Material to process:

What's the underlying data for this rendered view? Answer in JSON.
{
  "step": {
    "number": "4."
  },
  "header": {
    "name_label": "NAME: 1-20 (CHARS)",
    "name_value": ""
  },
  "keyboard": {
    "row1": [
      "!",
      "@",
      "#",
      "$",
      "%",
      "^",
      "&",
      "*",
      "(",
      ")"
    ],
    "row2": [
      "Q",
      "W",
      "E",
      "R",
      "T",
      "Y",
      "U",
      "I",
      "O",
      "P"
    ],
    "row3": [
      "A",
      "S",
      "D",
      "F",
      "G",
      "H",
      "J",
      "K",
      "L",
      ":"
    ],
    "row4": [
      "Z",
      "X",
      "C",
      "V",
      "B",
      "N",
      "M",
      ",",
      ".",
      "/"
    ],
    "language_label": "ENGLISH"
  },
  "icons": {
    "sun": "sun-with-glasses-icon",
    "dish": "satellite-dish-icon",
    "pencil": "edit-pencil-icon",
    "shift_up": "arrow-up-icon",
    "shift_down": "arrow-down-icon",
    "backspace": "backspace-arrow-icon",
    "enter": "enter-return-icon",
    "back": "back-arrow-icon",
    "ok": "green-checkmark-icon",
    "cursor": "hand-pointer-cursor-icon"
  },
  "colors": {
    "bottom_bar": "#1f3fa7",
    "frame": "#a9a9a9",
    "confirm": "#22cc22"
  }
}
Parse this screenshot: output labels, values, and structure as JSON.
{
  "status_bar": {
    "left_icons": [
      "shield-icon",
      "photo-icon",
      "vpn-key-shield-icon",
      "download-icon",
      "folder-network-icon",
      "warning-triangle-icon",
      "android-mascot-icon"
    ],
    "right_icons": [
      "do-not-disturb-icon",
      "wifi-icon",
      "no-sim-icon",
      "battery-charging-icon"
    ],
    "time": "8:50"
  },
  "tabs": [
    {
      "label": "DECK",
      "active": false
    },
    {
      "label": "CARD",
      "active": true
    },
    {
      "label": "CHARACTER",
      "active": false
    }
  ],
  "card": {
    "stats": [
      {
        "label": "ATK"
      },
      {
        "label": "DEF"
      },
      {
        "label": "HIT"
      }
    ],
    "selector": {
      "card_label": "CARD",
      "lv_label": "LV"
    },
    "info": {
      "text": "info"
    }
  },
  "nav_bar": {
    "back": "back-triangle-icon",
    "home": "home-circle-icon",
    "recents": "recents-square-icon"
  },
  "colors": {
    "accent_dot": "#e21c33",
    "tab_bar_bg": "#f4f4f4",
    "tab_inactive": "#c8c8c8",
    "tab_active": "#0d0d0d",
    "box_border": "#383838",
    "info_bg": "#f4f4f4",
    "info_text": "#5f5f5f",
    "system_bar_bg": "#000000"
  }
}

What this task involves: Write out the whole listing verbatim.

Problem solution:
What's the underlying data for this rendered view? Answer in JSON.
{
  "step": {
    "number": "4."
  },
  "header": {
    "name_label": "NAME: 1-20 (CHARS)",
    "name_value": ""
  },
  "keyboard": {
    "row1": [
      "!",
      "@",
      "#",
      "$",
      "%",
      "^",
      "&",
      "*",
      "(",
      ")"
    ],
    "row2": [
      "Q",
      "W",
      "E",
      "R",
      "T",
      "Y",
      "U",
      "I",
      "O",
      "P"
    ],
    "row3": [
      "A",
      "S",
      "D",
      "F",
      "G",
      "H",
      "J",
      "K",
      "L",
      ":"
    ],
    "row4": [
      "Z",
      "X",
      "C",
      "V",
      "B",
      "N",
      "M",
      ",",
      ".",
      "/"
    ],
    "language_label": "ENGLISH"
  },
  "icons": {
    "sun": "sun-with-glasses-icon",
    "dish": "satellite-dish-icon",
    "pencil": "edit-pencil-icon",
    "shift_up": "arrow-up-icon",
    "shift_down": "arrow-down-icon",
    "backspace": "backspace-arrow-icon",
    "enter": "enter-return-icon",
    "back": "back-arrow-icon",
    "ok": "green-checkmark-icon",
    "cursor": "hand-pointer-cursor-icon"
  },
  "colors": {
    "bottom_bar": "#1f3fa7",
    "frame": "#a9a9a9",
    "confirm": "#22cc22"
  }
}
Parse this screenshot: output labels, values, and structure as JSON.
{
  "status_bar": {
    "left_icons": [
      "shield-icon",
      "photo-icon",
      "vpn-key-shield-icon",
      "download-icon",
      "folder-network-icon",
      "warning-triangle-icon",
      "android-mascot-icon"
    ],
    "right_icons": [
      "do-not-disturb-icon",
      "wifi-icon",
      "no-sim-icon",
      "battery-charging-icon"
    ],
    "time": "8:50"
  },
  "tabs": [
    {
      "label": "DECK",
      "active": false
    },
    {
      "label": "CARD",
      "active": true
    },
    {
      "label": "CHARACTER",
      "active": false
    }
  ],
  "card": {
    "stats": [
      {
        "label": "ATK"
      },
      {
        "label": "DEF"
      },
      {
        "label": "HIT"
      }
    ],
    "selector": {
      "card_label": "CARD",
      "lv_label": "LV"
    },
    "info": {
      "text": "info"
    }
  },
  "nav_bar": {
    "back": "back-triangle-icon",
    "home": "home-circle-icon",
    "recents": "recents-square-icon"
  },
  "colors": {
    "accent_dot": "#e21c33",
    "tab_bar_bg": "#f4f4f4",
    "tab_inactive": "#c8c8c8",
    "tab_active": "#0d0d0d",
    "box_border": "#383838",
    "info_bg": "#f4f4f4",
    "info_text": "#5f5f5f",
    "system_bar_bg": "#000000"
  }
}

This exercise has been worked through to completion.